▸ Excerpted data
####

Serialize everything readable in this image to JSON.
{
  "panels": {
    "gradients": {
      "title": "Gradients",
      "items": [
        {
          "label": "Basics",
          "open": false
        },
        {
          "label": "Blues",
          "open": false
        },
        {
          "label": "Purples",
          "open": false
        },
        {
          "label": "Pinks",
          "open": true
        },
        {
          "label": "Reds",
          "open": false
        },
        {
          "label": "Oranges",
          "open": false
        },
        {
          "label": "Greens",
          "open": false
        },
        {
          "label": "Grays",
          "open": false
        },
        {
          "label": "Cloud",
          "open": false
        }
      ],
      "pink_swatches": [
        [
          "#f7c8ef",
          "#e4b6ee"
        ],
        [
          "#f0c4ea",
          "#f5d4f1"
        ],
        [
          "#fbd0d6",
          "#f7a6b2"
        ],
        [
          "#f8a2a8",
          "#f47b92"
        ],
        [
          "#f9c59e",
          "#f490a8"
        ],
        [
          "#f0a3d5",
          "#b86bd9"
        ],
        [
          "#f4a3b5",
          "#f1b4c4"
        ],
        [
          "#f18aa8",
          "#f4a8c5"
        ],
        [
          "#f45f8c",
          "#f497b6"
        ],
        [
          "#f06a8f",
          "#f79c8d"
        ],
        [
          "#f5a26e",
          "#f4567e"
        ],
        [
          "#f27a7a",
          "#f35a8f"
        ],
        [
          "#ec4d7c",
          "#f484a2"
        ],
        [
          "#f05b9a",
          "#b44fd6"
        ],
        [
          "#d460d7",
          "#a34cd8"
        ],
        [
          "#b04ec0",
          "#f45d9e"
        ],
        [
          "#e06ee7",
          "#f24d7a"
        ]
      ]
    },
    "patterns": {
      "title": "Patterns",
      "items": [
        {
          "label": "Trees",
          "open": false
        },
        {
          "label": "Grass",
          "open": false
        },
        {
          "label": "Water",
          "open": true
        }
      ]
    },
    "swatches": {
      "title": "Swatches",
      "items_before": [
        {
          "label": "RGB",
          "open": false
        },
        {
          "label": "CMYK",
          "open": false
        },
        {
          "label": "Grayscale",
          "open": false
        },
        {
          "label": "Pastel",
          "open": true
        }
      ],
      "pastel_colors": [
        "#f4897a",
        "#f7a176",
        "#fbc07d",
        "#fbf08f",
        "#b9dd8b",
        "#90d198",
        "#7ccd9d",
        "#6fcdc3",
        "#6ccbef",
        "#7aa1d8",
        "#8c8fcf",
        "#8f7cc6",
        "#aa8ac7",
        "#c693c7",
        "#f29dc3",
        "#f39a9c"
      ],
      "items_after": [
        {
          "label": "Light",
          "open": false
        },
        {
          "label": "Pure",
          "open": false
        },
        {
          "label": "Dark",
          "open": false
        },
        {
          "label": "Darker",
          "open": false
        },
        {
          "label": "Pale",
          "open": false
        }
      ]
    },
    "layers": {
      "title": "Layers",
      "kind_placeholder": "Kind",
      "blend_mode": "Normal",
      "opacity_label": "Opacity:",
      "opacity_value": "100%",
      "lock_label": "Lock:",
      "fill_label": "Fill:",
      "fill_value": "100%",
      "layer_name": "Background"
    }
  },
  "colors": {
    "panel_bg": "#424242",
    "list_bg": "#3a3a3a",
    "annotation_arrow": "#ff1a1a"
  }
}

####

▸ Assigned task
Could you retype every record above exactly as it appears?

▸ Output of the task
Serialize everything readable in this image to JSON.
{
  "panels": {
    "gradients": {
      "title": "Gradients",
      "items": [
        {
          "label": "Basics",
          "open": false
        },
        {
          "label": "Blues",
          "open": false
        },
        {
          "label": "Purples",
          "open": false
        },
        {
          "label": "Pinks",
          "open": true
        },
        {
          "label": "Reds",
          "open": false
        },
        {
          "label": "Oranges",
          "open": false
        },
        {
          "label": "Greens",
          "open": false
        },
        {
          "label": "Grays",
          "open": false
        },
        {
          "label": "Cloud",
          "open": false
        }
      ],
      "pink_swatches": [
        [
          "#f7c8ef",
          "#e4b6ee"
        ],
        [
          "#f0c4ea",
          "#f5d4f1"
        ],
        [
          "#fbd0d6",
          "#f7a6b2"
        ],
        [
          "#f8a2a8",
          "#f47b92"
        ],
        [
          "#f9c59e",
          "#f490a8"
        ],
        [
          "#f0a3d5",
          "#b86bd9"
        ],
        [
          "#f4a3b5",
          "#f1b4c4"
        ],
        [
          "#f18aa8",
          "#f4a8c5"
        ],
        [
          "#f45f8c",
          "#f497b6"
        ],
        [
          "#f06a8f",
          "#f79c8d"
        ],
        [
          "#f5a26e",
          "#f4567e"
        ],
        [
          "#f27a7a",
          "#f35a8f"
        ],
        [
          "#ec4d7c",
          "#f484a2"
        ],
        [
          "#f05b9a",
          "#b44fd6"
        ],
        [
          "#d460d7",
          "#a34cd8"
        ],
        [
          "#b04ec0",
          "#f45d9e"
        ],
        [
          "#e06ee7",
          "#f24d7a"
        ]
      ]
    },
    "patterns": {
      "title": "Patterns",
      "items": [
        {
          "label": "Trees",
          "open": false
        },
        {
          "label": "Grass",
          "open": false
        },
        {
          "label": "Water",
          "open": true
        }
      ]
    },
    "swatches": {
      "title": "Swatches",
      "items_before": [
        {
          "label": "RGB",
          "open": false
        },
        {
          "label": "CMYK",
          "open": false
        },
        {
          "label": "Grayscale",
          "open": false
        },
        {
          "label": "Pastel",
          "open": true
        }
      ],
      "pastel_colors": [
        "#f4897a",
        "#f7a176",
        "#fbc07d",
        "#fbf08f",
        "#b9dd8b",
        "#90d198",
        "#7ccd9d",
        "#6fcdc3",
        "#6ccbef",
        "#7aa1d8",
        "#8c8fcf",
        "#8f7cc6",
        "#aa8ac7",
        "#c693c7",
        "#f29dc3",
        "#f39a9c"
      ],
      "items_after": [
        {
          "label": "Light",
          "open": false
        },
        {
          "label": "Pure",
          "open": false
        },
        {
          "label": "Dark",
          "open": false
        },
        {
          "label": "Darker",
          "open": false
        },
        {
          "label": "Pale",
          "open": false
        }
      ]
    },
    "layers": {
      "title": "Layers",
      "kind_placeholder": "Kind",
      "blend_mode": "Normal",
      "opacity_label": "Opacity:",
      "opacity_value": "100%",
      "lock_label": "Lock:",
      "fill_label": "Fill:",
      "fill_value": "100%",
      "layer_name": "Background"
    }
  },
  "colors": {
    "panel_bg": "#424242",
    "list_bg": "#3a3a3a",
    "annotation_arrow": "#ff1a1a"
  }
}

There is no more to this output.